    refining the design and building them for many years. I build every
    of every one of them myself, including all the metal hardware and the
    paint. And it's going to stay that way. I'm never going to hire a shop
    full of people or farm out parts to other companies just to increase
    production rate. Over the last few years, I've only been turning out
    about 6 Scroll Basses per year, but I hope to build 12 in 2005 and
    eventually reach about 20 per year as a steady rate.

    Sometimes I can be slow answering e-mails, but I'll try to answer any
    questions that you have.
  8. pilotjones

    pilotjones Supporting Member

    Nov 8, 2001
    There's a store near me that has a couple, most likely NOS.
  9. Zebra


    Jun 26, 2005
    I played an original model much like the one on the right in that picture. they're weird-looking, but I like them. I'd love to have a fretless one.
  10. Fionntallica


    Jan 12, 2010
    What do you mean by NOS?

    Also, I seem to remember hearing about a reissue of these basses on the interwebs. Can anyone give me any info on that?

    Thanks guys.
  11. MaddAnthony_59

    MaddAnthony_59 Supporting Member

    Dec 16, 2006
    Columbus, IN
    I Channel Surf During Commercials. (Drives my Wife CRAZY!!!)
    I owned a few of these. In original configuration I didn't care for the sound. They use basically a MicroPhone pickup, and it sounds very String-Biss. Sustain is non existant, very neck heavy, and didn't mix well. Build Quality was not very good either...

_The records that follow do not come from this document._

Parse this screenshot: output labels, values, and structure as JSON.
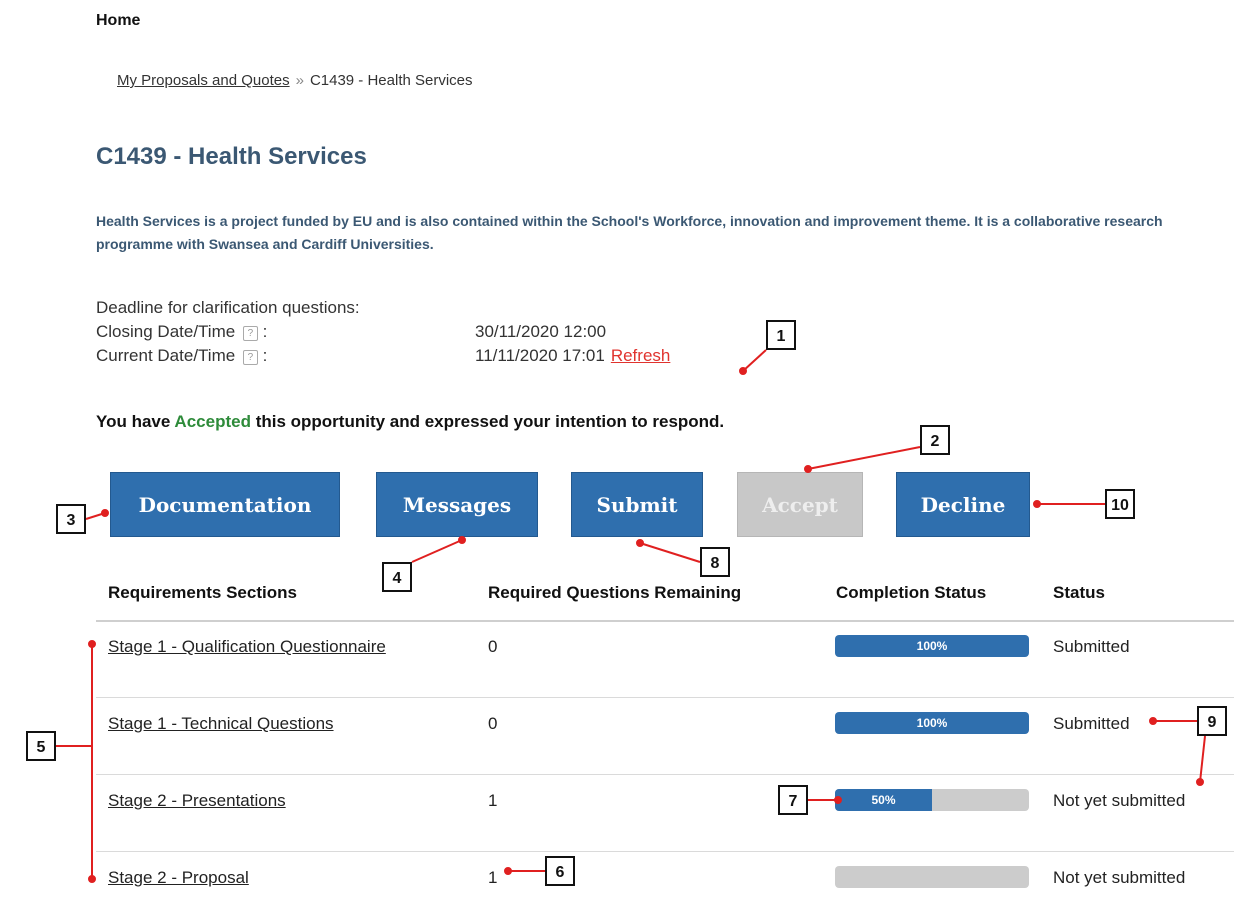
{
  "header": {
    "home": "Home"
  },
  "breadcrumb": {
    "link": "My Proposals and Quotes",
    "separator": "»",
    "current": "C1439 - Health Services"
  },
  "page": {
    "title": "C1439 - Health Services",
    "description": "Health Services is a project funded by EU and is also contained within the School's Workforce, innovation and improvement theme. It is a collaborative research programme with Swansea and Cardiff Universities."
  },
  "dates": {
    "deadline_label": "Deadline for clarification questions:",
    "closing_label": "Closing Date/Time",
    "closing_value": "30/11/2020 12:00",
    "current_label": "Current Date/Time",
    "current_value": "11/11/2020 17:01",
    "refresh": "Refresh",
    "help_glyph": "?",
    "colon": ":"
  },
  "status_message": {
    "prefix": "You have",
    "accepted": "Accepted",
    "suffix": "this opportunity and expressed your intention to respond."
  },
  "buttons": {
    "documentation": "Documentation",
    "messages": "Messages",
    "submit": "Submit",
    "accept": "Accept",
    "decline": "Decline"
  },
  "table": {
    "headers": [
      "Requirements Sections",
      "Required Questions Remaining",
      "Completion Status",
      "Status"
    ],
    "rows": [
      {
        "section": "Stage 1 - Qualification Questionnaire",
        "remaining": "0",
        "completion": 1.0,
        "completion_label": "100%",
        "status": "Submitted"
      },
      {
        "section": "Stage 1 - Technical Questions",
        "remaining": "0",
        "completion": 1.0,
        "completion_label": "100%",
        "status": "Submitted"
      },
      {
        "section": "Stage 2 - Presentations",
        "remaining": "1",
        "completion": 0.5,
        "completion_label": "50%",
        "status": "Not yet submitted"
      },
      {
        "section": "Stage 2 - Proposal",
        "remaining": "1",
        "completion": 0.0,
        "completion_label": "",
        "status": "Not yet submitted"
      }
    ]
  },
  "colors": {
    "primary": "#2f6fae",
    "title": "#3b5873",
    "accepted": "#2e8b3a",
    "refresh": "#e0332e",
    "annotation": "#e02020"
  },
  "callouts": [
    "1",
    "2",
    "3",
    "4",
    "5",
    "6",
    "7",
    "8",
    "9",
    "10"
  ]
}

    I Modded a "Devil Bass", adding a Dimarzio EB replacement pickup. It sounded Great! Well, better. I ended up trading it at Freedom Guitar in San Diego, CA. where it still sits today I believe.

    The Fretless one I played was interesting, but other than being Valueable by Collectors, I didn't/don't care for these basses at all...
  12. joeyjoejoe

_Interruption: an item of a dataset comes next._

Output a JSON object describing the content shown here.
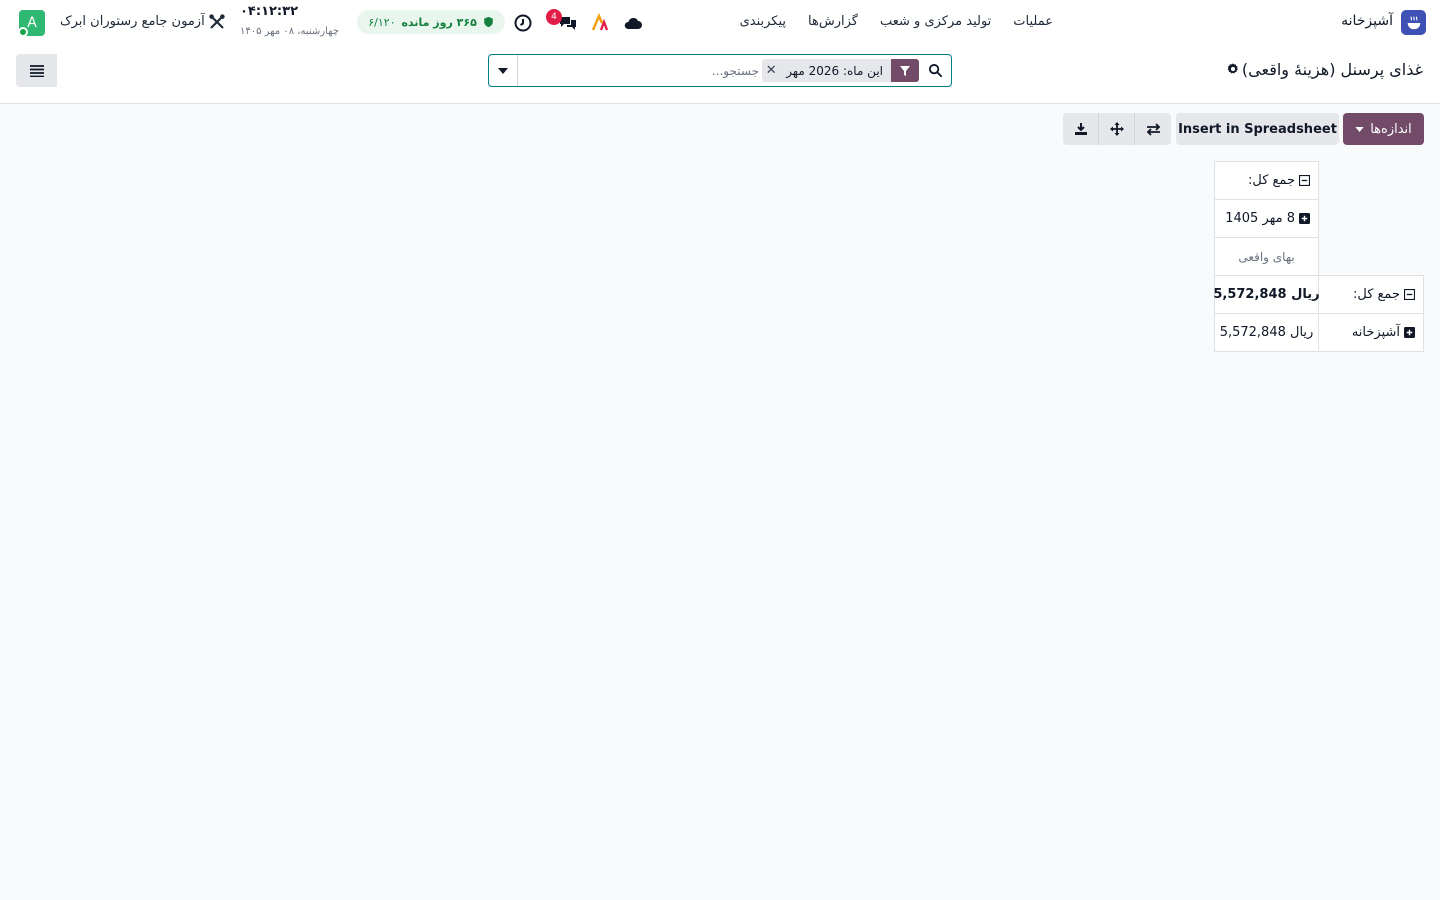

    Apr 12, 2010
    thats too bad the price went up so much. for $2100 i was thinking about saving up, but for $3400, i can't do it.
    eastwood guitars makes a copy minus the scroll top.
  13. smcd


    Jun 28, 2009
    Boston, MA

    These are mine. They're well built and they play great. The action on that Devil bass is as low as any boutique bass I've played. They're also very light in weight. Neck dive is a minor issue, but nowhere near as bad as a Gibson Thunderbird.

    The drawback is that they sound terrible. On a scale of 1-to-10, I'd give these basses a 4.
  14. joeyjoejoe


    Apr 12, 2010
    here's the eastwood copy. not bad for $700.
  15. markjazzbassist

    markjazzbassist Supporting Member

    Apr 19, 2005
    New Orleans, LA
    yeah i played an ampeg fretless scroll in san francisco once. great neck, feel, tone, fretboard. and guess what? WAY cheaper than bruce's. get a vintage piece, it only grows in value with time, bruce's do not.
  16. ERIC31


    Jul 1, 2002
    Maricopa, AZ
    Yeah I'm diggin the Eastwood EEB-1 version. Way more affordable at $700 than the ones mentioned above for $3400!!!
  17. stiles72


    Mar 20, 2009
    Albany IL
    The Eastwoods would be even cooler if someone could devise a scroll to attach to the headstock to give it even more vintage mojo. The body is mahogany - and I bet a thunderbird pickup would sound killer in it!
  18. sunbeast

    sunbeast Supporting Member

    Jul 19, 2006
    Los Angeles, CA
    I had an original AUB-1 (the fretless model). It was an amazing bass! The tone from the original pickup could be very honky and peaky, but someone in the 70s had added a Dimarzio P-bass pickup and it just sounded fantastic. The two pickups used at the same time could get some of the hugest tones I ever heard from a passive bass. The neck on that bass was pretty chunky compared to my current basses, but just felt fantastic and was sturdy as hell. I actually attached it to a Fender Jazz body for a few years and used that bass as my #1- it definitely was a crowd pleaser!

    I will always regret selling that bass, though it did fund my introduction to the magical world of G&L, so I can't complain too much!

  19. iamthebassman


    Feb 24, 2004
    Endorsing Artist: Phantom Guitars, Eastwood Guitars
    Here's my lefty Eastwood.
  20. joeyjoejoe


    Apr 12, 2010
    how is the eastwood?